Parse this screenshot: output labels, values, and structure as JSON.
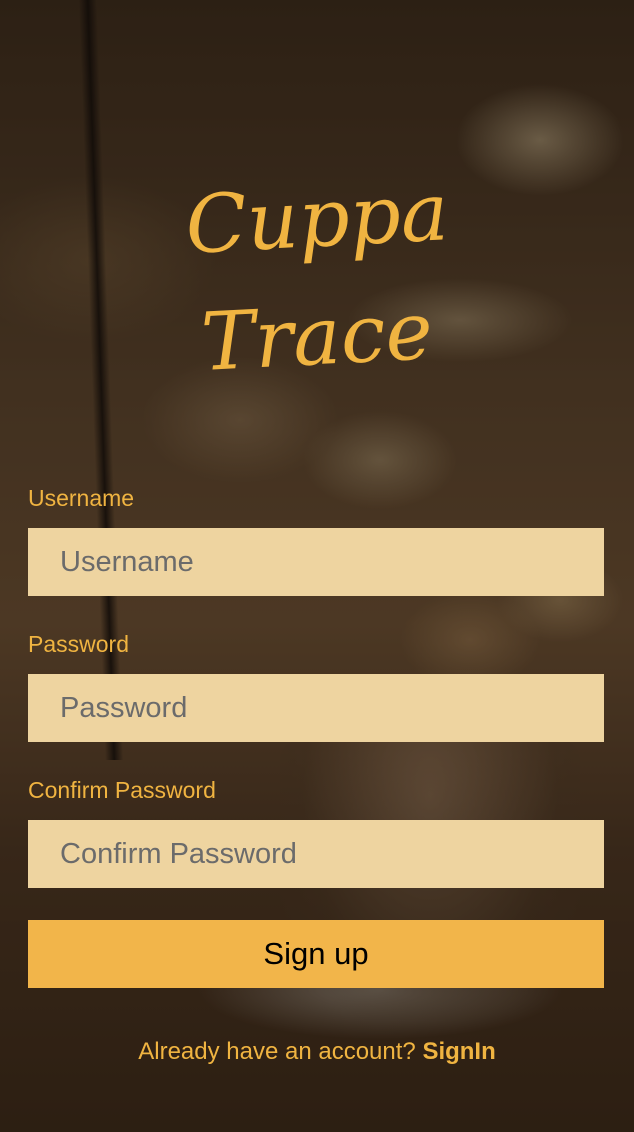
{
  "app": {
    "logo_line1": "Cuppa",
    "logo_line2": "Trace"
  },
  "form": {
    "username": {
      "label": "Username",
      "placeholder": "Username",
      "value": ""
    },
    "password": {
      "label": "Password",
      "placeholder": "Password",
      "value": ""
    },
    "confirm_password": {
      "label": "Confirm Password",
      "placeholder": "Confirm Password",
      "value": ""
    },
    "submit_label": "Sign up"
  },
  "footer": {
    "prompt": "Already have an account?",
    "signin_label": "SignIn"
  },
  "colors": {
    "accent": "#f0b441",
    "input_background": "#eed4a0",
    "button_background": "#f2b54a"
  },
  "background": {
    "icon": "coffee-cafe-photo"
  }
}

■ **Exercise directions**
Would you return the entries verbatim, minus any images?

■ **Result of the task**
Parse this screenshot: output labels, values, and structure as JSON.
{
  "app": {
    "logo_line1": "Cuppa",
    "logo_line2": "Trace"
  },
  "form": {
    "username": {
      "label": "Username",
      "placeholder": "Username",
      "value": ""
    },
    "password": {
      "label": "Password",
      "placeholder": "Password",
      "value": ""
    },
    "confirm_password": {
      "label": "Confirm Password",
      "placeholder": "Confirm Password",
      "value": ""
    },
    "submit_label": "Sign up"
  },
  "footer": {
    "prompt": "Already have an account?",
    "signin_label": "SignIn"
  },
  "colors": {
    "accent": "#f0b441",
    "input_background": "#eed4a0",
    "button_background": "#f2b54a"
  },
  "background": {
    "icon": "coffee-cafe-photo"
  }
}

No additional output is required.